→ EXERCISE: Copy out the records below exactly as they appear.

→ THE RECORDS:
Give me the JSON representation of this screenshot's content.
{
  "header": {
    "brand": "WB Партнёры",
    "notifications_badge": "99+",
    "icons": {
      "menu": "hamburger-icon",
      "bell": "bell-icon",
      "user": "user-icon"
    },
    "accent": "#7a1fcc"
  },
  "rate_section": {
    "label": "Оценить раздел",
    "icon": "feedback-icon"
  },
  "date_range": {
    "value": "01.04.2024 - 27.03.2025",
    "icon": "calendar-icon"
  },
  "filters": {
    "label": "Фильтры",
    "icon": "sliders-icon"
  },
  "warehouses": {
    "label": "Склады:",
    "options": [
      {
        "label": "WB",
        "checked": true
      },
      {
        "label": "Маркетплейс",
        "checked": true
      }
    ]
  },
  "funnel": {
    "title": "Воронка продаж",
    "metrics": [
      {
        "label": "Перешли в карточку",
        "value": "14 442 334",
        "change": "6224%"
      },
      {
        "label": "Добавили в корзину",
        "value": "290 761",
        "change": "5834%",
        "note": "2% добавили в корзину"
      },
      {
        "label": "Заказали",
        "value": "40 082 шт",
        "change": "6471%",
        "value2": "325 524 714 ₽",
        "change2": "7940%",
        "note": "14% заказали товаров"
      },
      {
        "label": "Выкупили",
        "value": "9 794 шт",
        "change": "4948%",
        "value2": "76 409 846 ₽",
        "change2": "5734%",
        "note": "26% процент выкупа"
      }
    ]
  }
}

→ RESPONSE FOR THIS EXERCISE:
Give me the JSON representation of this screenshot's content.
{
  "header": {
    "brand": "WB Партнёры",
    "notifications_badge": "99+",
    "icons": {
      "menu": "hamburger-icon",
      "bell": "bell-icon",
      "user": "user-icon"
    },
    "accent": "#7a1fcc"
  },
  "rate_section": {
    "label": "Оценить раздел",
    "icon": "feedback-icon"
  },
  "date_range": {
    "value": "01.04.2024 - 27.03.2025",
    "icon": "calendar-icon"
  },
  "filters": {
    "label": "Фильтры",
    "icon": "sliders-icon"
  },
  "warehouses": {
    "label": "Склады:",
    "options": [
      {
        "label": "WB",
        "checked": true
      },
      {
        "label": "Маркетплейс",
        "checked": true
      }
    ]
  },
  "funnel": {
    "title": "Воронка продаж",
    "metrics": [
      {
        "label": "Перешли в карточку",
        "value": "14 442 334",
        "change": "6224%"
      },
      {
        "label": "Добавили в корзину",
        "value": "290 761",
        "change": "5834%",
        "note": "2% добавили в корзину"
      },
      {
        "label": "Заказали",
        "value": "40 082 шт",
        "change": "6471%",
        "value2": "325 524 714 ₽",
        "change2": "7940%",
        "note": "14% заказали товаров"
      },
      {
        "label": "Выкупили",
        "value": "9 794 шт",
        "change": "4948%",
        "value2": "76 409 846 ₽",
        "change2": "5734%",
        "note": "26% процент выкупа"
      }
    ]
  }
}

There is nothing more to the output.